DP: It’s okay. Back in the day, you know, since we’re putting it all out there, I was Team Edward. Okay? You get that little exclusive, or maybe I might omit that from the final interview…Going back to how fun this was to film though, is there a particular scene that was your favorite to film?
MB: Oh my god, all of them, but the driving scenes for me were really fun. I lived in New York at the time, and have lived there my whole life and just hadn’t driven in a long time. So to be able to drive a literal hearse that was decked out in full Halloween gear with the kids in the back. We had so much fun filming those scenes because we were just stuck in this little hearse together, like just just having the best time.
DP: Isn’t the hearse the vehicle that the Ghostbusters use? Is that like another key Easter egg?
MB: I’m so glad you picked up on that. Of course DCOMs are geared towards kids, but I genuinely think that adults like you and I will love this movie because of those sort of details, especially like big horror people will pick up on things that our director and our set designers collaborated to create.
DP: So this leads into my next question, what do you hope anyone who watches this, kids or adults, take away from it? Is there a core core theme or message that you hope really resonates with the audience?
MB: Yeah, I think everything that everyone loved about the ’97 original is still there. Like we have the heart of the film, the friendship, the comedy, like everything that generation fell in love with is still present in the remake, but [I think] we add even more heart. I think the fact that we were also close onset really shines through, and I think at the core of this movie, it’s about friendship. That’s something that everyone can relate to.
DP: Very well said, and I couldn’t agree more. Now this is actually my final question. Besides Under Wraps, what is your personal favorite Disney Channel Original Movie or one that you hope to see rebooted next, if they continue to reboot some of their old properties?
MB: That is such a hard question. When I was growing up, High School Musical was my life, but Lizzie McGuire, which I know isn’t a DCOM really impacted me I basically based my personality off of Lizzie McGuire. So The Lizzie McGuire Movie, which actually was released in theaters – but I think does that still counts as a DCOM – I’m gonna say that.
DP: I’ll give it to you because they had Even Stevens as a movie, and that was a DCOM, and it was the same kind of idea, just [as you said] released theatrically.
MB: Yes! And speaking of Even Stevens, that also made a huge impact. Those girls, Christy Carlson Romano, Hilary Duff. So I would love to see either of those rebooted. I think that would be incredible. I would die for that.
DP: Now, Melanie, those are all the questions that I had to ask, but is there anything else that you want to add? Or you think that people should know about the film?
MB: I think that if you’re a purist of the original, do not be afraid to tune in. I do not think we will let you down.

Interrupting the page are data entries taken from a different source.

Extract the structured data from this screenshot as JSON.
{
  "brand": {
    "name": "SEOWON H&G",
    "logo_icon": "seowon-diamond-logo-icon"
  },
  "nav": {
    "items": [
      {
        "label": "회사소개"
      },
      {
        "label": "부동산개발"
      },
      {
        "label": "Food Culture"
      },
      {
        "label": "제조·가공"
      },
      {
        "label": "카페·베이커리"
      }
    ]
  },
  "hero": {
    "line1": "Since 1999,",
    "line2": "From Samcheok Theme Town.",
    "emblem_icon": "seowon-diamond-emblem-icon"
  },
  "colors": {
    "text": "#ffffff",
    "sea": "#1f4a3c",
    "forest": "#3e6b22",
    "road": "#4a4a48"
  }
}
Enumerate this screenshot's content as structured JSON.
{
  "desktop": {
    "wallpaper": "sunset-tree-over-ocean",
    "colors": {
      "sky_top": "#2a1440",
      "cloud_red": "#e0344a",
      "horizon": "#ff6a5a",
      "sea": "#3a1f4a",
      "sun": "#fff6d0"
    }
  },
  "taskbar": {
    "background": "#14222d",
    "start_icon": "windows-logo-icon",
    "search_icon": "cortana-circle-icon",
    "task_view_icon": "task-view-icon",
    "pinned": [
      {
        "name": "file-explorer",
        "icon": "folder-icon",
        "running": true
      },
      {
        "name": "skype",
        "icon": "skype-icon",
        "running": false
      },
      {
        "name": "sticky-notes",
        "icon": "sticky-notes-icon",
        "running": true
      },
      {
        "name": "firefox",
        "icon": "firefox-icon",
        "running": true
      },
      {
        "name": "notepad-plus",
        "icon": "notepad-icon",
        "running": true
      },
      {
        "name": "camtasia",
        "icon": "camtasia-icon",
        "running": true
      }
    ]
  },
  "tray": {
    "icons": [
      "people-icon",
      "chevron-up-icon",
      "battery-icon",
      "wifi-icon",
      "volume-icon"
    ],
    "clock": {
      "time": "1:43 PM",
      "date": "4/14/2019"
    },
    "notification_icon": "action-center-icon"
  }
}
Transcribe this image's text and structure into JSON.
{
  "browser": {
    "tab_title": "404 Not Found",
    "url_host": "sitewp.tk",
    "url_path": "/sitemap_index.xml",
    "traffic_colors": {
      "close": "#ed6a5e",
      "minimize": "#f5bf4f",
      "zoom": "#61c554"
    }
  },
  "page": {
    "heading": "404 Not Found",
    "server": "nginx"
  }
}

I think it’s even better than the original.
You can catch reruns of Under Wraps on the Disney Channel all month long but, as mentioned earlier, Disney+ subscribers will be able to view the film for free beginning this Friday, October 8th.